As the casting journey nears its culmination, the focus shifts towards the critical tasks of finishing and inspection. This pivotal stage involves meticulous attention to detail, where any excess material, such as flash or gating, is expertly removed to refine the casting’s contours. Additionally, any imperfections or irregularities on the surface are addressed through precision machining or surface treatments to achieve the desired finish. Each step in the finishing process contributes to enhancing the aesthetics and functionality of the final product, ensuring it meets the highest standards of quality and performance.

Once the finishing touches are complete, the casting undergoes rigorous inspection to validate its integrity and adherence to specifications. Every aspect, from dimensional accuracy to surface quality and mechanical properties, is scrutinized with meticulous precision. Advanced inspection techniques, including non-destructive testing methods such as X-ray or ultrasonic inspection, are employed to detect even the most subtle defects. Quality control measures are paramount at this stage, as any discrepancies must be identified and rectified before the casting is deemed fit for use.

casting process steps


In conclusion, understanding the intricacies of the casting process is indispensable for individuals involved in manufacturing, engineering, or design endeavors. By following the seven easy steps outlined in this guide, practitioners can gain profound insights into the complexities of casting, paving the way for the successful execution of projects across diverse domains. Whether it’s the creation of precision components for aerospace applications or the crafting of artistic masterpieces, mastering the nuances of casting unlocks a realm of possibilities for innovation and creativity, ensuring the realization of extraordinary feats in the realms of engineering and beyond.


FAQs about the Casting Process:

What is the casting process?

The casting process is a manufacturing technique where molten material, typically metal or plastic, is poured into a mold and allowed to solidify into a desired shape.

What materials can be used in the casting process?

A wide range of materials can be used in the casting process, including metals such as aluminum, steel, and iron, as well as non-metallic materials like ceramics and polymers.

What are the advantages of the casting process?

The casting process offers several advantages, including the ability to produce complex shapes with high levels of detail, cost-effectiveness for large-scale production runs, and the ability to use a variety of materials.

What are the different types of casting processes?

There are several types of casting processes, including sand casting, investment casting, die casting, and centrifugal casting, each suited to different applications and materials.

What are common defects encountered in the casting process?

Common defects in the casting process include shrinkage, porosity, surface defects such as cracks or tears, and dimensional inaccuracies.
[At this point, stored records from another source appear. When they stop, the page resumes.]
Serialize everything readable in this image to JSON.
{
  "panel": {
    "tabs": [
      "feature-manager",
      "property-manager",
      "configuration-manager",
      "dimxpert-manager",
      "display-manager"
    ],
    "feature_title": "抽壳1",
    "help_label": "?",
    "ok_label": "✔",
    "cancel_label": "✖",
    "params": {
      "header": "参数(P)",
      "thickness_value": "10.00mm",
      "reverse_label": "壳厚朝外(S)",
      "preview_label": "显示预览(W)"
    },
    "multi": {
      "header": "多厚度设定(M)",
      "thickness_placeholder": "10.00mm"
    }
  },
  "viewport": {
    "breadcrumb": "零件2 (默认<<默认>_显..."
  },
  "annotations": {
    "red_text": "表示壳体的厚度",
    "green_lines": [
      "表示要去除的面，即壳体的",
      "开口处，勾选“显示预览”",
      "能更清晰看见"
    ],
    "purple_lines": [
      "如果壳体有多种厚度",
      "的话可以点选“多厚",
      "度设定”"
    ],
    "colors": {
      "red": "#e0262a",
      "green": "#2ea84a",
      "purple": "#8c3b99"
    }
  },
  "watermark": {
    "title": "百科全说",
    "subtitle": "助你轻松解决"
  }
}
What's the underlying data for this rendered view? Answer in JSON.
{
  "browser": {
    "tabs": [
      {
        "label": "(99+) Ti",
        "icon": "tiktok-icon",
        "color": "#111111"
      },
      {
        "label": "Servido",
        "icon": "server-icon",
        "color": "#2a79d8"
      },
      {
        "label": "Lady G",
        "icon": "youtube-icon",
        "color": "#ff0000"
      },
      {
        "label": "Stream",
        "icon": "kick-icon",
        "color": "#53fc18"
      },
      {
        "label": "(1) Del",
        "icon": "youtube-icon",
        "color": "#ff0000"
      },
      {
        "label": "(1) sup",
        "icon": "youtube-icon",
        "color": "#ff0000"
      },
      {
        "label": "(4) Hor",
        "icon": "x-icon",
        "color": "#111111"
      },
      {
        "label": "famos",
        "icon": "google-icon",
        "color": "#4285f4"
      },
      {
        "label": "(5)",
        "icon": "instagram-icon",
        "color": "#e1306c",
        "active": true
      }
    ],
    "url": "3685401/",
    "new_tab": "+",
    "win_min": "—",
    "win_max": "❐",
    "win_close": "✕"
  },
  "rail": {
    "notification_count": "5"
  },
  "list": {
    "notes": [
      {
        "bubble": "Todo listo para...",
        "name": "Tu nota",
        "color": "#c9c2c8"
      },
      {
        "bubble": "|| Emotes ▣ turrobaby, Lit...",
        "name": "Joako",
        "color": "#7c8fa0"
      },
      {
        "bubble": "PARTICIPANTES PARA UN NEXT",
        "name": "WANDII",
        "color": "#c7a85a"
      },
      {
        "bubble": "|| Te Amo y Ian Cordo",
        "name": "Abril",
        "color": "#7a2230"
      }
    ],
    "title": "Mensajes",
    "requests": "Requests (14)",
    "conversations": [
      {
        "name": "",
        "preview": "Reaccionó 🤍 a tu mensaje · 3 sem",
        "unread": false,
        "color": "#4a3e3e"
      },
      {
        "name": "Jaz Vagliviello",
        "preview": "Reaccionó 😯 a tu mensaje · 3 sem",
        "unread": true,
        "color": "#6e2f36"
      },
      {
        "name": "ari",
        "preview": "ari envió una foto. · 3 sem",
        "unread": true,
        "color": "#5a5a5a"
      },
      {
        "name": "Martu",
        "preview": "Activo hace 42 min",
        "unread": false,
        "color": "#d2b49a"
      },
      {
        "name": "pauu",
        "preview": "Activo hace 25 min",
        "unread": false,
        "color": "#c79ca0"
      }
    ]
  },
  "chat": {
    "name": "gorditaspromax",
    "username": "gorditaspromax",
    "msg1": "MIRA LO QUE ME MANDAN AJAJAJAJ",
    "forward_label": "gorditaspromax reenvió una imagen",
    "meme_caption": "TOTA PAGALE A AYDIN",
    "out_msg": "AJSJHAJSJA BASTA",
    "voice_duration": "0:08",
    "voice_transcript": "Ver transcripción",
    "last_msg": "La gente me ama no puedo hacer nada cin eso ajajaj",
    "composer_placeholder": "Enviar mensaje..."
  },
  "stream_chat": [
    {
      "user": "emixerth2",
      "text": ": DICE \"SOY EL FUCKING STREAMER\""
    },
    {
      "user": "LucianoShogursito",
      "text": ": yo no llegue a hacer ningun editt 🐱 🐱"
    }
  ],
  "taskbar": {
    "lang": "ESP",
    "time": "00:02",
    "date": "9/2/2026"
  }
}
These defects can be minimized through careful design and process control.

2 thoughts on “7 Easy Steps to Understand the Casting Process”

Leave a Comment